Second graders practice with fractions and fact families. In this fractions and fact families lesson, 2nd graders participate in a series of activities to assist them with understanding fractions.  Activities include graphing, creating foldables, candy, and fraction strips. 
In this reading comprehension worksheet, students read a passage titled "All About Alligators," then complete 5 multiple choice comprehension questions.
Ninth graders study different places and people. In this culture research lesson, 9th graders participate in a module that takes them to places across the globe. Students compare and contrast their culture with one that they have researched.
For this probability worksheet, students complete probability word problems based on charts and graphs. Students complete 25 word problems.
In this probability worksheet, students complete word problems about different probabilities. Students complete 28 word problems about probability.
Students explore the theme of dinosaurs and participate in various activities related to this topic. In this dinosaur lesson, students learn several dinosaur names and practice dinosaur handwriting. Students draw a large dinosaur on a piece of butcher paper, go on a dinosaur egg hunt, discuss dinosaur fossils.
Students examine macrofossils. In this science instructional activity, students examine images of macrofossils and sort the fossils into sub groups. Students describe the process they used to sort their fossils.
In this animals lesson plan, young scholars students write a description about a pet or animal that they know. They include details that would help someone who has never met their animal feel like they know it already. Artwork about their animal is also included in this very nice activity.
Vocabulary is just as important in the science classroom as the English classroom. Young etmologists learn about various careers available in the area of science as they use their knowledge of prefixes and suffixes to uncover the meaning of new words. A basic matching exercise, learners match an ology word to the corresponding career. For example, meteorology would match to weatherman.
Students gain an understanding of scientific methods and use process skills (such as observing, classifying, and predicting) to solve a problem. They develop an understanding of the need for natural preservation.
Students carry out an outdoor land study in which they identify organisms living in the soil, and any other animals living within the site. Groups also examine abiotic factors. They respond to a series of questions concerning their data in a paper.
Learners examine nutritionally related diseases and illnesses, evaluating studies and developing topics for a science fair project. They investigate bacteria, researching how it can be harmful or helpful, and create illustrated displays.
Second graders demonstrate their ability to find the five oceans on a globe and on a world map and relate their knowledge of mountains and other physical characteristics of land masses to the physical characteristics of the ocean floor.
Students explore the state of Florida. They study the basic facts associated with the state, such as : the capital, the state bird, and the state song. They locate places in Florida and about the climate, tourism, and agriculture.

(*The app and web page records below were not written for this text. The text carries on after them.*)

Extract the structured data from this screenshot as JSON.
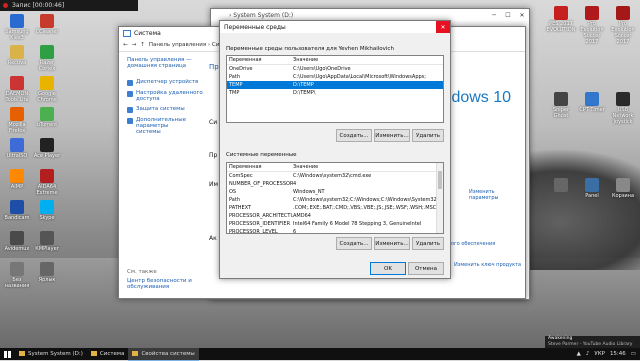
{
  "recording": {
    "label": "Запис [00:00:46]"
  },
  "desktop_left": [
    {
      "label": "Samsung\nKies3",
      "color": "#2a6bd1"
    },
    {
      "label": "CCleaner",
      "color": "#c63b2b"
    },
    {
      "label": "Recuva",
      "color": "#d9b24a"
    },
    {
      "label": "Razer\nCortex",
      "color": "#2ea043"
    },
    {
      "label": "DAEMON\nTools Lite",
      "color": "#cc3333"
    },
    {
      "label": "Google\nChrome",
      "color": "#e8b400"
    },
    {
      "label": "Mozilla\nFirefox",
      "color": "#e66000"
    },
    {
      "label": "uTorrent",
      "color": "#4caf50"
    },
    {
      "label": "UltraISO",
      "color": "#3d6bd8"
    },
    {
      "label": "Ace Player",
      "color": "#222222"
    },
    {
      "label": "AIMP",
      "color": "#ff8800"
    },
    {
      "label": "AIDA64\nExtreme",
      "color": "#b31f1f"
    },
    {
      "label": "Bandicam",
      "color": "#1e4fa8"
    },
    {
      "label": "Skype",
      "color": "#00aff0"
    },
    {
      "label": "Avidemux",
      "color": "#4a4a4a"
    },
    {
      "label": "КМPlayer",
      "color": "#555555"
    },
    {
      "label": "Без\nназвания",
      "color": "#777777"
    },
    {
      "label": "Ярлык",
      "color": "#666666"
    }
  ],
  "desktop_right": [
    {
      "label": "PES 2017\nEVOLUTION",
      "color": "#c61f1f"
    },
    {
      "label": "Pro Evolution\nSoccer 2017",
      "color": "#b01a1a"
    },
    {
      "label": "Pro Evolution\nSoccer 2017",
      "color": "#a51818"
    },
    {
      "label": "Sniper\nGhost",
      "color": "#444444"
    },
    {
      "label": "CPT Timer",
      "color": "#3377cc"
    },
    {
      "label": "USB Network\nJoystick",
      "color": "#2b2b2b"
    },
    {
      "label": "",
      "color": "#666666"
    },
    {
      "label": "Panel",
      "color": "#3a6ea5"
    },
    {
      "label": "Корзина",
      "color": "#888888"
    }
  ],
  "control_panel": {
    "title": "Система",
    "breadcrumb": "Панель управления  ›  Си",
    "home_link": "Панель управления —\nдомашняя страница",
    "nav": [
      "Диспетчер устройств",
      "Настройка удаленного\nдоступа",
      "Защита системы",
      "Дополнительные параметры\nсистемы"
    ],
    "see_also": "См. также",
    "see_also_link": "Центр безопасности и\nобслуживания"
  },
  "sys_props": {
    "title": "Свойства системы",
    "side_labels": [
      "Пр",
      "Си",
      "Пр",
      "Им",
      "Ак"
    ],
    "win10": "indows 10",
    "change_params": "Изменить\nпараметры",
    "ms_license": "ого обеспечения",
    "change_key": "Изменить ключ продукта"
  },
  "env_window": {
    "title": "Переменные среды",
    "user_title": "Переменные среды пользователя для Yevhen Mikhailovich",
    "col_var": "Переменная",
    "col_val": "Значение",
    "user_vars": [
      {
        "name": "OneDrive",
        "value": "C:\\Users\\Ugo\\OneDrive"
      },
      {
        "name": "Path",
        "value": "C:\\Users\\Ugo\\AppData\\Local\\Microsoft\\WindowsApps;"
      },
      {
        "name": "TEMP",
        "value": "D:\\TEMP"
      },
      {
        "name": "TMP",
        "value": "D:\\TEMP\\"
      }
    ],
    "selected_user_index": 2,
    "btn_new": "Создать...",
    "btn_edit": "Изменить...",
    "btn_delete": "Удалить",
    "sys_title": "Системные переменные",
    "sys_vars": [
      {
        "name": "ComSpec",
        "value": "C:\\Windows\\system32\\cmd.exe"
      },
      {
        "name": "NUMBER_OF_PROCESSORS",
        "value": "4"
      },
      {
        "name": "OS",
        "value": "Windows_NT"
      },
      {
        "name": "Path",
        "value": "C:\\Windows\\system32;C:\\Windows;C:\\Windows\\System32\\Wb..."
      },
      {
        "name": "PATHEXT",
        "value": ".COM;.EXE;.BAT;.CMD;.VBS;.VBE;.JS;.JSE;.WSF;.WSH;.MSC"
      },
      {
        "name": "PROCESSOR_ARCHITECTU...",
        "value": "AMD64"
      },
      {
        "name": "PROCESSOR_IDENTIFIER",
        "value": "Intel64 Family 6 Model 78 Stepping 3, GenuineIntel"
      },
      {
        "name": "PROCESSOR_LEVEL",
        "value": "6"
      }
    ],
    "btn_ok": "OK",
    "btn_cancel": "Отмена"
  },
  "behind_window": {
    "title": "System System (D:)",
    "path": "›  System System (D:)"
  },
  "taskbar": {
    "items": [
      {
        "label": "System System (D:)",
        "active": false
      },
      {
        "label": "Система",
        "active": false
      },
      {
        "label": "Свойства системы",
        "active": true
      }
    ],
    "lang": "УКР",
    "time": "15:46"
  },
  "toast": {
    "line1": "Awakening",
    "line2": "Steve Parmer - YouTube Audio Library"
  }
}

Learners explore environmentally friendly activities for summer vacation on the Gulf and create a travel guide for these activities.
Students practice using a World Almanac by completing the provided worksheet on animals.
Sixth graders explore perimeter, area and scale drawings of various geometric shapes. They compile all they learned by creating a scaled drawing and model of an human habitation exhibit for a zoo.
First graders orally define the word habitat and list general items that are found in an animal's habitat.
Students compare and contrast the similarities and differences between the internal organs of herps--reptiles and amphibians--and humans.